The persons and the place chosen are sublime. I will not, Sir, with your little pilfering spirit, even suspect any of your poetical friends on this occasion; no, Sir, the merit of the subject be your own. The Point of Time then is next to be considered. I will not insult your ignorance by the Text; no, Sir, I will come down to the level of your mind by quoting the best English translation.

Gazing he spoke, and kindling at the view,
His eager arms around the Goddess threw ---
9

What do you think, Mr. B. the god was gazing and kindling at? Why the view. Of what? Of a thing, Sir, worthy the admiration and passion of God, a thing that quickens every pulse and brightens every eye. But what is your God looking at? Nothing. His point of time is not the preceding fire but the sequent languor -

At length with love and sleep's soft power opprest,
The panting thund'rer nods and sinks to rest.
10

This is a blunder, Mr. B. of the first magnitude, not to say a word about the unpardonable fault of hiding the FRONT of Jove himself, sublime even in sleep. It appears then that you have come as near Homer's meaning in the expression of this figure as two of the cardinal points. The size of your God is to be commended, and the disposition of his hair admirable, quite in the post factum 11 stile style . If Mr. Stubbs 12 were to paint a poor dull spiritless gelding with his eyes half shut, and pass him on the public for a rampant stallion, what would you say, Mr. B.? That Mr. Stubbs was an impudent sightless blockhead, and ought to be punished for his folly.

Equally unjust to Homer have you been in Juno. The point of time - for if you will be talking and talking of time, you shall have enough of the time and the point too -

She ceas'd; and smiling with superior love,
Thus answer'd mild the cloud-compelling Jove.
Nor god nor mortal shall our joys behold,
Shaded with clouds, and circumfus'd with gold;
Not even the sun, who darts through Heav'n his rays,
And whose broad eye th' extended earth surveys.
13
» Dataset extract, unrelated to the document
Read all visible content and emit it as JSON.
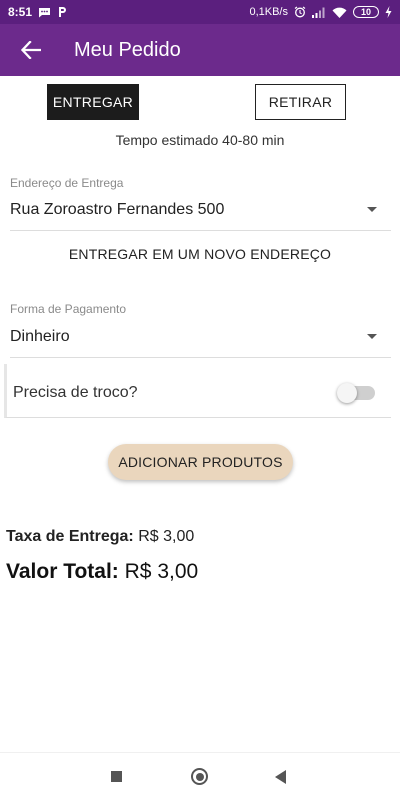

The point of time, again, totally mistaken. Instead of smiling with superior love, your goddess looks as if she did not care a farthing about the matter; and her twisting the hair of his head about her fingers at such a time as this, argues so blind an insensibility, not only to the embraces of her best beloved, but to the favourite important scheme she came to effect, that Ideotism14 cannot equal. The peurility puerility of the drawing and colouring of the whole, where we see the greatest violations of the syntax of each, you will not contend for one moment; Partiality itself will see and confess this: The only merit you have in this picture, is the choice of the subject, and the size of your figures. Expression is the Soul of a picture, and you have been damning us for three years past 15 into an opinion that your works are full of the fine subtle spirit of the Antique. 16 The antique, Sir, is full of expression from the Colossus to the Gem; 17 the antique is perfect in all its parts. You tell us that your head is bursting with plenitude of knowledge of the antique: I pity you, sincerely pity you; for it is a melancholy thing to be so long rainbound, 18 if it be so; but I cannot believe you, Mr. B. 'till some of it come out at your Fingers ends. When a man has great ideas, he certainly may express them by his tongue, his pen, or his pencil; but as you never have expressed your ideas by any of these three powerful instruments; I cannot help doubting their existence. I will tell you what, young Sir Richard Blackmore,19 leave this sublime stile of painting, where ridicule and laughter follow your hand, and study the first principles of the art.

FRESNOY.

P.S. How could you, Mr. Woodfall,20 suffer that filthy slug P.P. to crawl down and blot almost a whole column of your fair paper.21

Erratum in my last. - Instead of 'the effects of them is considered,' read, 'the effects of them are considered.'